In general, $\color{red}A = \color{blue}L + \color{orange}D + \color{green}U$ looks like $$\color{red}{\begin{pmatrix} a_{1,1} & a_{1,2} & \ldots & a_{1,n-1} & a_{1,n} \\ a_{2,1} & a_{2,2} & \ldots & a_{2,n-1} & a_{2,n} \\ \vdots & \vdots & \ddots & \vdots & \vdots \\ a_{n-1,1} & a_{n-1,2} & \ldots & a_{n-1,n-1} & a_{n-1,n} \\ a_{n,1} & a_{n,2} & \ldots & a_{n,n-1} & a_{n,n} \end{pmatrix}} =\\ \color{blue}{\begin{pmatrix} 0 & 0 & \ldots & 0 & 0 \\ a_{2,1} & 0 & \ldots & 0 & 0 \\ \vdots & \vdots & \ddots & \vdots & \vdots \\ a_{n-1,1} & a_{n-1,2} & \ldots & 0 & 0 \\ a_{n,1} & a_{n,2} & \ldots & a_{n,n-1} & 0 \end{pmatrix}} +\\ \color{orange}{\begin{pmatrix} a_{1,1} & 0 & \ldots & 0 & 0 \\ 0 & a_{2,2} & \ldots & 0 & 0 \\ \vdots & \vdots & \ddots & \vdots & \vdots \\ 0 & 0 & \ldots & a_{n-1,n-1} & 0 \\ 0 & 0 & \ldots & 0 & a_{n,n} \end{pmatrix}} +\\ \color{green}{\begin{pmatrix} 0 & a_{1,2} & \ldots & a_{1,n-1} & a_{1,n} \\ 0 & 0 & \ldots & a_{2,n-1} & a_{2,n} \\ \vdots & \vdots & \ddots & \vdots & \vdots \\ 0 & 0 & \ldots & 0 & a_{n-1,n} \\ 0 & 0 & \ldots & 0 & 0 \end{pmatrix}}$$
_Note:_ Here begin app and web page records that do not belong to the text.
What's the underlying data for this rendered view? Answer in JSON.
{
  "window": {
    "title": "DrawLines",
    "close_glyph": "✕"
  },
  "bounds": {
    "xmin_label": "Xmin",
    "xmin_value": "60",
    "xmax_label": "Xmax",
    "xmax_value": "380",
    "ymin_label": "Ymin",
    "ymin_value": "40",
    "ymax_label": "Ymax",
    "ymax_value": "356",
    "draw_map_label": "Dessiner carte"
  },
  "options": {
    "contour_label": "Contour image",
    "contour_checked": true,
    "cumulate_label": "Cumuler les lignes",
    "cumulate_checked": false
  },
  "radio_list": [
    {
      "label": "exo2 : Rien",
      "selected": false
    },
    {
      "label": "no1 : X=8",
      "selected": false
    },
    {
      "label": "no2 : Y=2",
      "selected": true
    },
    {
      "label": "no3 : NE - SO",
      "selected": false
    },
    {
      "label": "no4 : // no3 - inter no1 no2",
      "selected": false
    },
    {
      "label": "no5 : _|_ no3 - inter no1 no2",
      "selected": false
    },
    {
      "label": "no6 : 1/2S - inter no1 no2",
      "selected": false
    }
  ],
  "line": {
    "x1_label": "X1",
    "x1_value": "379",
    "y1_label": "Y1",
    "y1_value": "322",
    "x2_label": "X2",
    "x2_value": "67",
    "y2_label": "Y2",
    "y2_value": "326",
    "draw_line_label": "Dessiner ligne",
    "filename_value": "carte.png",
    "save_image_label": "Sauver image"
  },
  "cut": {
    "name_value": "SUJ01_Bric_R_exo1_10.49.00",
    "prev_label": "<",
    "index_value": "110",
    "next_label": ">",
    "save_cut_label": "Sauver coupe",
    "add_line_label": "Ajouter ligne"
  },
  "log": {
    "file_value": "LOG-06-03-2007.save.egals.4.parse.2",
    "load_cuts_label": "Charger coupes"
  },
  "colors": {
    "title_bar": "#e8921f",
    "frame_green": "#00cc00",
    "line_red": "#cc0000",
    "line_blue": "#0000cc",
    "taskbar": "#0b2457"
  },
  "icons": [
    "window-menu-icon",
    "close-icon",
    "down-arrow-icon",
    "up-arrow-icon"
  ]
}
Note that in this case $L$ and $U$ are strictly triangular matrices. A triangular matrix may have non-zero entries in its diagonal, e.g.: $\begin{pmatrix}1&1\\0&1\end{pmatrix}$ is an upper triangular matrix (but not a strictly upper triangular matrix).